Data shown:
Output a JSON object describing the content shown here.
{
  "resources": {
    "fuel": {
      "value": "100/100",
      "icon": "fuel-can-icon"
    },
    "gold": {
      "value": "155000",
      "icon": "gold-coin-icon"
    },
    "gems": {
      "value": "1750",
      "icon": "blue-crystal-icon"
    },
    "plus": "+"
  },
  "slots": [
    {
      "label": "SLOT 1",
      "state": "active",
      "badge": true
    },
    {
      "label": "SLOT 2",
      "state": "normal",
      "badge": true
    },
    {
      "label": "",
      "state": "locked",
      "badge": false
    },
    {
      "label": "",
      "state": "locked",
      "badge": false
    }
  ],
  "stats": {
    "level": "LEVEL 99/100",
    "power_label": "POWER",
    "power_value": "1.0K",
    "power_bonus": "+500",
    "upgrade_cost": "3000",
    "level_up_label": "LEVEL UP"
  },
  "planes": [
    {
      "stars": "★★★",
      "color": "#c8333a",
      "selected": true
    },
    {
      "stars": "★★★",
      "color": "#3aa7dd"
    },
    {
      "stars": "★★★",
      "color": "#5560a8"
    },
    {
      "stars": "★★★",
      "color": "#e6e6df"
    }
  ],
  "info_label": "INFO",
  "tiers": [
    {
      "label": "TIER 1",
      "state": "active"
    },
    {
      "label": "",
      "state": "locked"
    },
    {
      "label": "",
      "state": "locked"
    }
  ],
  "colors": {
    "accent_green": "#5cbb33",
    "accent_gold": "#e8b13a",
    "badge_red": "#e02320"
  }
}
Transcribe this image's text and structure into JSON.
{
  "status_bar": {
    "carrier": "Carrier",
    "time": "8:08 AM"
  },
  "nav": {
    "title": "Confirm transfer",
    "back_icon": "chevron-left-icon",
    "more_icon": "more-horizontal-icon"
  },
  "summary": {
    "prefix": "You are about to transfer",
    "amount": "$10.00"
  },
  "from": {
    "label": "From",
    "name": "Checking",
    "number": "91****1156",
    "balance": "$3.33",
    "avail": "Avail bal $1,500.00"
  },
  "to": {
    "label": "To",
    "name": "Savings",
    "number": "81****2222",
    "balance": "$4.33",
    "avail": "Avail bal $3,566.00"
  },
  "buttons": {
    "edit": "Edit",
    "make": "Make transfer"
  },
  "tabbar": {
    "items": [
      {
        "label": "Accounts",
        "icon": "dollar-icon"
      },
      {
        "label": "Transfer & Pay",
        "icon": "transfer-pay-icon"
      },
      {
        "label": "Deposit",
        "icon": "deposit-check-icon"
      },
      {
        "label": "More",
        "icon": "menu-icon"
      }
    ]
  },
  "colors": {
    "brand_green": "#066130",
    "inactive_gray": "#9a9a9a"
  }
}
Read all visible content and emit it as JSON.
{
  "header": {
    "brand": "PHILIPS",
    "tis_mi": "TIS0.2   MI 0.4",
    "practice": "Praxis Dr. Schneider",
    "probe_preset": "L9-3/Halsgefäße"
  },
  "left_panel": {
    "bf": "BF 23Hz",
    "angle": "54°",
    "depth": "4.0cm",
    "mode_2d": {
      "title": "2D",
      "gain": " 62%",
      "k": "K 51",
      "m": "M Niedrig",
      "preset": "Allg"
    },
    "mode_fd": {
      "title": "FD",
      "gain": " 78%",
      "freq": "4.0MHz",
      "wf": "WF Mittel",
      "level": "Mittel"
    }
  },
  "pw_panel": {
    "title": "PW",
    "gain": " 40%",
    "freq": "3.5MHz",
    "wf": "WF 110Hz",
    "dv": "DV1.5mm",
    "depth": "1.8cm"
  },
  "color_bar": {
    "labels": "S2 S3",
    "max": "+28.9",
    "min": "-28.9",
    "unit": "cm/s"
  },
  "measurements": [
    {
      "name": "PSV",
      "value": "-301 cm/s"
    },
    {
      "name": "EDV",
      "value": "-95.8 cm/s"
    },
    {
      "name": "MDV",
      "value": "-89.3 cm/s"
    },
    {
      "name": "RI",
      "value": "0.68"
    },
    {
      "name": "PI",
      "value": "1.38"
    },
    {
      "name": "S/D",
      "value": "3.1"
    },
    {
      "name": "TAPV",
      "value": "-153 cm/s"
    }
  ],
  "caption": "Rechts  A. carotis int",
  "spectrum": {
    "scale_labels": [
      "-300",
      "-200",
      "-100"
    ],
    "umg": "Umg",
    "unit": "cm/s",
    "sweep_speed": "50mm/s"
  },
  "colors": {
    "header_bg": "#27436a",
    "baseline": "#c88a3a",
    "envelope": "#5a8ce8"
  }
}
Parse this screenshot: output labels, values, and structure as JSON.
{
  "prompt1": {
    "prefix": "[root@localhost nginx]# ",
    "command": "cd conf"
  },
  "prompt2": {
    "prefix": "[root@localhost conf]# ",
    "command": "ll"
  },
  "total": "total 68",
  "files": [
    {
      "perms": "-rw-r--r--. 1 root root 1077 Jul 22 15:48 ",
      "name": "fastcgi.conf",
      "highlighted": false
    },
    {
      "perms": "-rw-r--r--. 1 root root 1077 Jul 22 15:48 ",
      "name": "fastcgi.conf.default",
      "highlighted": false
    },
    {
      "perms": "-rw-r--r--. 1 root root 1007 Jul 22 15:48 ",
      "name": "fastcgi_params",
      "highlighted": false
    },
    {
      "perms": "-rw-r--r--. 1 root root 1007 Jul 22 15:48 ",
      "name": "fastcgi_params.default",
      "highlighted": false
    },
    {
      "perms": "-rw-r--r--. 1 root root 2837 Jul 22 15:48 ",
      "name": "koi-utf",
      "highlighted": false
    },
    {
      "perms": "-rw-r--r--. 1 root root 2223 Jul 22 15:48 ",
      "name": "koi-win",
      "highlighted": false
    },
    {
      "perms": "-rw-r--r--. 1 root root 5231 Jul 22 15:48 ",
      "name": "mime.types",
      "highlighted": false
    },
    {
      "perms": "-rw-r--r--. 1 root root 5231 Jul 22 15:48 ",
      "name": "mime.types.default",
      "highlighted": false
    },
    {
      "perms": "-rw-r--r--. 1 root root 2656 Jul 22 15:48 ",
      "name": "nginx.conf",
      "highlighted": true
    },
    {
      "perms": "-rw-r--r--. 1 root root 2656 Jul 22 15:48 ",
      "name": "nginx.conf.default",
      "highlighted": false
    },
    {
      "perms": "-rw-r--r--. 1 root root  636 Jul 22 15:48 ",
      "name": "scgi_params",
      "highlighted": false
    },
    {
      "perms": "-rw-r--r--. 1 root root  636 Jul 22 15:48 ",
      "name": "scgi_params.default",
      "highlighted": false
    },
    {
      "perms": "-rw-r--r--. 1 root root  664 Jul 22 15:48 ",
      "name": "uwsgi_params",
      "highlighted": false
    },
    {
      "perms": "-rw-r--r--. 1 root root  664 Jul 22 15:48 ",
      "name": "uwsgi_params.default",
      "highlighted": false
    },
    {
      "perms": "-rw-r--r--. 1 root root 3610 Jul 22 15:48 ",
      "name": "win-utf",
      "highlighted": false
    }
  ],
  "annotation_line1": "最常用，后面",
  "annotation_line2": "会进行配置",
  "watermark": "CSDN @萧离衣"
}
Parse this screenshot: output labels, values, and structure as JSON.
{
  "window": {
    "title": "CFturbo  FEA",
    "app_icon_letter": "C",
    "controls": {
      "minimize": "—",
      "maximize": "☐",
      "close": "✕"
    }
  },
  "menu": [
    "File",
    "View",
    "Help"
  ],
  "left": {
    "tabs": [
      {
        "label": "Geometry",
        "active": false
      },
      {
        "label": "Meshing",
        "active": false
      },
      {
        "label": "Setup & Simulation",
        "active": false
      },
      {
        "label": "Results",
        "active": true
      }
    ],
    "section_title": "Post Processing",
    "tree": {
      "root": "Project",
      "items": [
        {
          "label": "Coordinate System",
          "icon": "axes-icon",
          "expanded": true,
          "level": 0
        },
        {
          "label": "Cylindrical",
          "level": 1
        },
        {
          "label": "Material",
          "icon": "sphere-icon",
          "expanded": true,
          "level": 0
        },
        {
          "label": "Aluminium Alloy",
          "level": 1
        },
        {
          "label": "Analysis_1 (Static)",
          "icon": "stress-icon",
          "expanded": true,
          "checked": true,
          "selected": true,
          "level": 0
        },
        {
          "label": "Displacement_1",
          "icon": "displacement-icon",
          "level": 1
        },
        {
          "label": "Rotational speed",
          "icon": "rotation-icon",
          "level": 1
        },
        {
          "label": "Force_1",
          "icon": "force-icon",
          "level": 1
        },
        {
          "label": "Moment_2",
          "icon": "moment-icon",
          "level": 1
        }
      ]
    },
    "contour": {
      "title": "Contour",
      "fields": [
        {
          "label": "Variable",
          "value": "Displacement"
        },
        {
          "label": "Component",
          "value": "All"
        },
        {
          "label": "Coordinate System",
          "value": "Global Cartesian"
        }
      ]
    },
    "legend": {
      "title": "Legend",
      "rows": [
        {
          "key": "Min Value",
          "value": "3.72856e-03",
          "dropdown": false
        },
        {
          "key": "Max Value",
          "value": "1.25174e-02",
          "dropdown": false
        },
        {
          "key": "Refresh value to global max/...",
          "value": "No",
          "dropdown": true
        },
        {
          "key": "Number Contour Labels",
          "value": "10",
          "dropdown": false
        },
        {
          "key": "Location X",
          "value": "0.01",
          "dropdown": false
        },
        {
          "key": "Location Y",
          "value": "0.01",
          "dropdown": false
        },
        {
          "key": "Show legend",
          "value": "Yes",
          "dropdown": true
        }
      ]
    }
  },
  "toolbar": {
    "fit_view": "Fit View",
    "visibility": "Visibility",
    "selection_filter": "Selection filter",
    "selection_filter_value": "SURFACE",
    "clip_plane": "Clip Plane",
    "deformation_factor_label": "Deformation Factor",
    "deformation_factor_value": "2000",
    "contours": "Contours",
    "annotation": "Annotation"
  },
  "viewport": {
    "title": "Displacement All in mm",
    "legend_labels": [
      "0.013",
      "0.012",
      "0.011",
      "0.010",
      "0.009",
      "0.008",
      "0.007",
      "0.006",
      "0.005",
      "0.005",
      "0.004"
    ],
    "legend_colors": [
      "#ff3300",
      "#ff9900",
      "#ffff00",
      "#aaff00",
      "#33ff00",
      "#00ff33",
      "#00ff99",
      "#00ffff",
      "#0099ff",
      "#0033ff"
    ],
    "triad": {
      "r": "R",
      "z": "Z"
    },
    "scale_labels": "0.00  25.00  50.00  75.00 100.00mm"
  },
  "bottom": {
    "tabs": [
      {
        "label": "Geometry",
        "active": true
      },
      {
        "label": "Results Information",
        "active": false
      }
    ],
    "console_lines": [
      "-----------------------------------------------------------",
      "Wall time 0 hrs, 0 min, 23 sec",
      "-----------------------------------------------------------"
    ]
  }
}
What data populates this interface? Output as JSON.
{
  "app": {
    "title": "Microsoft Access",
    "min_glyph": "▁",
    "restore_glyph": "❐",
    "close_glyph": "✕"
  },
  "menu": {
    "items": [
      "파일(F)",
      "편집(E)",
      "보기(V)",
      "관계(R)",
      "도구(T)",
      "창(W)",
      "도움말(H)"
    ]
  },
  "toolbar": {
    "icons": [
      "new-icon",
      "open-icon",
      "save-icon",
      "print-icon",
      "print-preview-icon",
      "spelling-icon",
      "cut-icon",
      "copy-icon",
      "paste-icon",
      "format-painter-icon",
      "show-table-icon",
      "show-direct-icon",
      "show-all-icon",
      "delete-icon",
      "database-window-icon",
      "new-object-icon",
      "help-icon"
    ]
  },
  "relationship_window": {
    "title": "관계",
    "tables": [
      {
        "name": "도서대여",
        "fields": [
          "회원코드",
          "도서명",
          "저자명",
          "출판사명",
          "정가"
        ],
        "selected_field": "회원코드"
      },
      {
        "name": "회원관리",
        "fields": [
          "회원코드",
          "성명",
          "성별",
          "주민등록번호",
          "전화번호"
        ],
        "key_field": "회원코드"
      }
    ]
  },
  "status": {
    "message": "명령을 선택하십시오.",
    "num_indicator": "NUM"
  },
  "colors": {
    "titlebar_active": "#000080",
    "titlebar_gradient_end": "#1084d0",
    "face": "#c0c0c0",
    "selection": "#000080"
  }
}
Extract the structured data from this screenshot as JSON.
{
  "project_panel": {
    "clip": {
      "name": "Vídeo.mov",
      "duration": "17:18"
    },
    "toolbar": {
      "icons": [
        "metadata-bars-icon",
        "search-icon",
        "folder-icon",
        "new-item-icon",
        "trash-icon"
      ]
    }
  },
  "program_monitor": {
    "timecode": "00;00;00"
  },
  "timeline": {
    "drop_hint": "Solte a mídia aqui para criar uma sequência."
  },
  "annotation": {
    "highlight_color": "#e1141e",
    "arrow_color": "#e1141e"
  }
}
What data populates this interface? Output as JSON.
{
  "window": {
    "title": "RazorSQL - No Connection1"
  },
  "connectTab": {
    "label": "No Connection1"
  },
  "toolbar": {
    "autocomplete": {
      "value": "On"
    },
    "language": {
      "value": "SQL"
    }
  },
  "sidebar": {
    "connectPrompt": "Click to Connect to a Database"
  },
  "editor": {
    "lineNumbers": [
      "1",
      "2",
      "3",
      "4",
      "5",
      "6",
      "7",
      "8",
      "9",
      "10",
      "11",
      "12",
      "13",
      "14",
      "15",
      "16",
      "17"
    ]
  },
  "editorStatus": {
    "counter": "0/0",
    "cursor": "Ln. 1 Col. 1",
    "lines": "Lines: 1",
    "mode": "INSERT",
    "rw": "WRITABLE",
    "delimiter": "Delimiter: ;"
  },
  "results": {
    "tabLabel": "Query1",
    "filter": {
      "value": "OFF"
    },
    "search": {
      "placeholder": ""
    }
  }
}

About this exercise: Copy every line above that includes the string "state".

Expected answer:
      "state": "active",
      "state": "normal",
      "state": "locked",
      "state": "locked",
      "state": "active"
      "state": "locked"
      "state": "locked"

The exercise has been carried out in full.